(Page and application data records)
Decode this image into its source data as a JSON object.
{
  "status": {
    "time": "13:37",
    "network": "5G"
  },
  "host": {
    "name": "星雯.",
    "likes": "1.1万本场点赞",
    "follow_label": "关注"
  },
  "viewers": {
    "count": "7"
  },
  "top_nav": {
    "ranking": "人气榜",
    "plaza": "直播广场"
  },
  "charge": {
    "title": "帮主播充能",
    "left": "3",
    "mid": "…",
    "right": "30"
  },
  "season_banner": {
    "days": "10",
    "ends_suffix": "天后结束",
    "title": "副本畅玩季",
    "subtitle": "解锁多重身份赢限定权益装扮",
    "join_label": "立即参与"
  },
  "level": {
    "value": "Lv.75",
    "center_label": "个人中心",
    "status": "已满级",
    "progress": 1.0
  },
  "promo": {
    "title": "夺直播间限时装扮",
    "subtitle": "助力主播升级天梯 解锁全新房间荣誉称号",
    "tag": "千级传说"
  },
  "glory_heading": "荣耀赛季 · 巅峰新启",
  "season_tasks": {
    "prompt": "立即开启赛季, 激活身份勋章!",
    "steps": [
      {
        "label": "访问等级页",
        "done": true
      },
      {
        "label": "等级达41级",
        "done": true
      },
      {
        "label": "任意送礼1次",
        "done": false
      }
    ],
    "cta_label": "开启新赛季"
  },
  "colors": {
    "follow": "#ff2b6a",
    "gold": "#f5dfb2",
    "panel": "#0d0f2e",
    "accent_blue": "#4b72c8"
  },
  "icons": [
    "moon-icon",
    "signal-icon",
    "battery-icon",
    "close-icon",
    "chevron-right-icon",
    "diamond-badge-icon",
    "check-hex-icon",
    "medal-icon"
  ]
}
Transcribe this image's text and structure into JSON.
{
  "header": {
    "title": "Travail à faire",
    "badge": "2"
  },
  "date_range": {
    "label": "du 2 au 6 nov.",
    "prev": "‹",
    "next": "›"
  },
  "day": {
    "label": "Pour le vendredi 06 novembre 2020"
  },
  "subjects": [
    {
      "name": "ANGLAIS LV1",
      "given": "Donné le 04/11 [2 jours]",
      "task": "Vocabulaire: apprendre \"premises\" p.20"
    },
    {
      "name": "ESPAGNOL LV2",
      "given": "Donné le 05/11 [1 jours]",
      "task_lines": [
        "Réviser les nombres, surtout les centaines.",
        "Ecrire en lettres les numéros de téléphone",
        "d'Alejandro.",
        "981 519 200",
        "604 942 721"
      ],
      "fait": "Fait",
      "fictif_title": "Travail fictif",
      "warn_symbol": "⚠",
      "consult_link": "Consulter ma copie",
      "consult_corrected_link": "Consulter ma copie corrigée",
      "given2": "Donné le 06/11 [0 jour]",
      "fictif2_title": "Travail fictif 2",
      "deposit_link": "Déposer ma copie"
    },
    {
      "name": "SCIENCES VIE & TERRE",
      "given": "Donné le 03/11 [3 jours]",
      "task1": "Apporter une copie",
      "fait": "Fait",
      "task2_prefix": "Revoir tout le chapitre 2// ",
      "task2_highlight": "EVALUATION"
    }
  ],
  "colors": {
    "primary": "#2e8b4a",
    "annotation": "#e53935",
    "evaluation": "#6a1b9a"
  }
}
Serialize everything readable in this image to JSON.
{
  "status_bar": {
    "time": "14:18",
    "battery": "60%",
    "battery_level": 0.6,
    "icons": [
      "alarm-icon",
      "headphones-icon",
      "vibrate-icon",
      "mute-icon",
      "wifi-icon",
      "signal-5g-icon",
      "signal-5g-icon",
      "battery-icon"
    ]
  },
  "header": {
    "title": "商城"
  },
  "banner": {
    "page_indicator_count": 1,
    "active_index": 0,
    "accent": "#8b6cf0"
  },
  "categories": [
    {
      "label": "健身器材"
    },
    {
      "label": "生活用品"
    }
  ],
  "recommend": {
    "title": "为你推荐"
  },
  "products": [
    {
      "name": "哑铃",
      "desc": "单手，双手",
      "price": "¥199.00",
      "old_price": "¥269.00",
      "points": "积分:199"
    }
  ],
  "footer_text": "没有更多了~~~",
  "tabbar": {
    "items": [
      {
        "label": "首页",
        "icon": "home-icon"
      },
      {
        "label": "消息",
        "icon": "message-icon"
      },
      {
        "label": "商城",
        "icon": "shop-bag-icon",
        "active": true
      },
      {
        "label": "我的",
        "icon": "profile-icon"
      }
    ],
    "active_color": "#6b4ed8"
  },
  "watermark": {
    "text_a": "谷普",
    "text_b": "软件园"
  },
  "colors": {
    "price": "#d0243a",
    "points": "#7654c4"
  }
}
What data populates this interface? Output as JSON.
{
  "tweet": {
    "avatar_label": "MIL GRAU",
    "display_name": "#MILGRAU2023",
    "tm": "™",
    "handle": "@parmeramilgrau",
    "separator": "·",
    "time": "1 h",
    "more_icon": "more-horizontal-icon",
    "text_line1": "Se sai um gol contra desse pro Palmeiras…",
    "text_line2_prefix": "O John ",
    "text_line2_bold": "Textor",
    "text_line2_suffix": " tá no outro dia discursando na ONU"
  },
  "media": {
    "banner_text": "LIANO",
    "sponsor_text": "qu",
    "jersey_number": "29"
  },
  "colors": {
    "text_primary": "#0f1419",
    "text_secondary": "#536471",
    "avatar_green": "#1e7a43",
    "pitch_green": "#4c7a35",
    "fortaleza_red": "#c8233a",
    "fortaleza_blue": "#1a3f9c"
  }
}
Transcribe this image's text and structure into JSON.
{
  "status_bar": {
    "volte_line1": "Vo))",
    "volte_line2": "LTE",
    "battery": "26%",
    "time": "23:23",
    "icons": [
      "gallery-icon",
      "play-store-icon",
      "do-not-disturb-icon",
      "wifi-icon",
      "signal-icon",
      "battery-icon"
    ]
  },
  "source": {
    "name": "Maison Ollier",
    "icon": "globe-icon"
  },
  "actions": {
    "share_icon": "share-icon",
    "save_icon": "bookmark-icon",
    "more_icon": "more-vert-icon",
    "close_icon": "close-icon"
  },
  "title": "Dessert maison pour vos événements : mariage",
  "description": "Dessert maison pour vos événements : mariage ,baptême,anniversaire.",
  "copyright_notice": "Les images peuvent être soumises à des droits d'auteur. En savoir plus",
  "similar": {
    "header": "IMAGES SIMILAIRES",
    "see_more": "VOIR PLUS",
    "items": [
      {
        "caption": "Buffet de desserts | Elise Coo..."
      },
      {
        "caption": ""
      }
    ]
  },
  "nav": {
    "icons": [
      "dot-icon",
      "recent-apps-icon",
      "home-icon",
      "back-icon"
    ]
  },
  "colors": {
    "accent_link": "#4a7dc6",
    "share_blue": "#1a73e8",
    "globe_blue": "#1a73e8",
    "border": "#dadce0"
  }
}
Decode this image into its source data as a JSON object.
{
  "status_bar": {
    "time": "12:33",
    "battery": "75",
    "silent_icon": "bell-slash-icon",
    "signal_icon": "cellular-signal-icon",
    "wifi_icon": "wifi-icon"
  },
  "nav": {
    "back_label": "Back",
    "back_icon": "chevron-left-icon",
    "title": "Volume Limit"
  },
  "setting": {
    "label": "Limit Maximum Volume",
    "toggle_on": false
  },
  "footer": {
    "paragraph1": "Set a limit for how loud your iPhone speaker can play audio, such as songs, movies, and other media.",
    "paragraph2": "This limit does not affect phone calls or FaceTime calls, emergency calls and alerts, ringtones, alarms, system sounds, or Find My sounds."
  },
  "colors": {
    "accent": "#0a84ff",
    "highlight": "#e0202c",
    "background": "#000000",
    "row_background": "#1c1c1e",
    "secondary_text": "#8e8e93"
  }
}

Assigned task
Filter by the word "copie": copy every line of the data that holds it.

Answer box
      "consult_link": "Consulter ma copie",
      "consult_corrected_link": "Consulter ma copie corrigée",
      "deposit_link": "Déposer ma copie"
      "task1": "Apporter une copie",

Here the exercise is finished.